Some steps to reduce the risk of cross contamination are:
· Clean the diaphragm off with an alcohol swab prior to each use and after you have completed working with each person.
· Clean any parts of the tubing that came into contact with the patient, bed or counter tops. You can use a fresh alcohol wipe or sanitary cloth for this.
· Clean out the carry bag used for the stethoscope on a regular basis you may be surprised how much debris collects there.
· For those instruments that are used on a daily basis, once a week remove the ring holding the diaphragm then clean the threads on the bell.
· If the person being cared for has any type of infectious illness or wound situation then a disposable stethoscope is a preferred item. You should still clean before and after each use. This can be disposed of after the condition clears up.
· Ear pieces can be wiped off and even removed to be cleaned with a cotton tip applicator dipped in peroxide or use something like Clorox wipes. Be sure to rinse them thoroughly then let them dry before using again.
· Even when using the stethoscope on the same person/patient it is a good idea to wipe it off after each use.
· If the plastic disc (diaphragm) is damaged, cracked it needs to be replaced as soon as possible. Germs get into the damaged part faster than I can spill coffee on a new white shirt. A damaged diaphragm will reduce sound transmission or prevent any sound coming through at all.

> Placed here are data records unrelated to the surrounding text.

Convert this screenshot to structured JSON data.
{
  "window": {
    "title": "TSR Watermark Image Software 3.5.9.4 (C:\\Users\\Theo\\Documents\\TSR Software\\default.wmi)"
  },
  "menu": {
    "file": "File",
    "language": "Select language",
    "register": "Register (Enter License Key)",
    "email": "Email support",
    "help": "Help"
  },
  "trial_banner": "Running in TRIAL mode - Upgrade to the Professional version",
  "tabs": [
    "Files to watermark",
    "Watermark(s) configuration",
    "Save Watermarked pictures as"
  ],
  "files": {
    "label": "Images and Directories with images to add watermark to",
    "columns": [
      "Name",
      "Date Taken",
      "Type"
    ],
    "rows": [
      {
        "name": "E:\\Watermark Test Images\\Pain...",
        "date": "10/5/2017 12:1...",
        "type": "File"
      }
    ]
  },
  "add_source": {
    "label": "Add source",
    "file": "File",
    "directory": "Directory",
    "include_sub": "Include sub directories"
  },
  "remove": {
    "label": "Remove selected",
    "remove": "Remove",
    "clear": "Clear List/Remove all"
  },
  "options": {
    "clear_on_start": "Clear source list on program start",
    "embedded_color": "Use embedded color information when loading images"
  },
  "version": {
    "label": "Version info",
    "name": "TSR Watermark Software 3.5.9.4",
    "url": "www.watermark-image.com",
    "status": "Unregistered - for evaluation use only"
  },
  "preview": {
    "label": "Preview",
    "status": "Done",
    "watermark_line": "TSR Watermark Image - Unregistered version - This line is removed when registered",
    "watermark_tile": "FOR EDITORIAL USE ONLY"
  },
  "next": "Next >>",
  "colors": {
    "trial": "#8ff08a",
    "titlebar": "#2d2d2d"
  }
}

Old damaged tubing must be replaced as germs love to hide deep in any opening in the tubing. Sound transmission can be reduced or even blocked by old, stiff or heat damaged tubing. Replacement tubes were common in the past though it is now less expensive (cheaper) to replace with a new stethoscope. A few of the high end brands may have a lifetime replacement program offered by the manufacturer.
All this may sound like a lot of work; it can be done in a matter of seconds for the cleansing. It’s a lot easier and safer to do than finding out a cross contamination happened.
The above are opinions of the author, for medical conditions it is best to contact your physician for advice.
For more information on the variety of stethoscopes available, replacement parts for some and or an evaluation of one that you have please stop by our showroom at:
Tucson Safety & Medical Supply
1740 E. Fort Lowell Road
Tucson, AZ 85719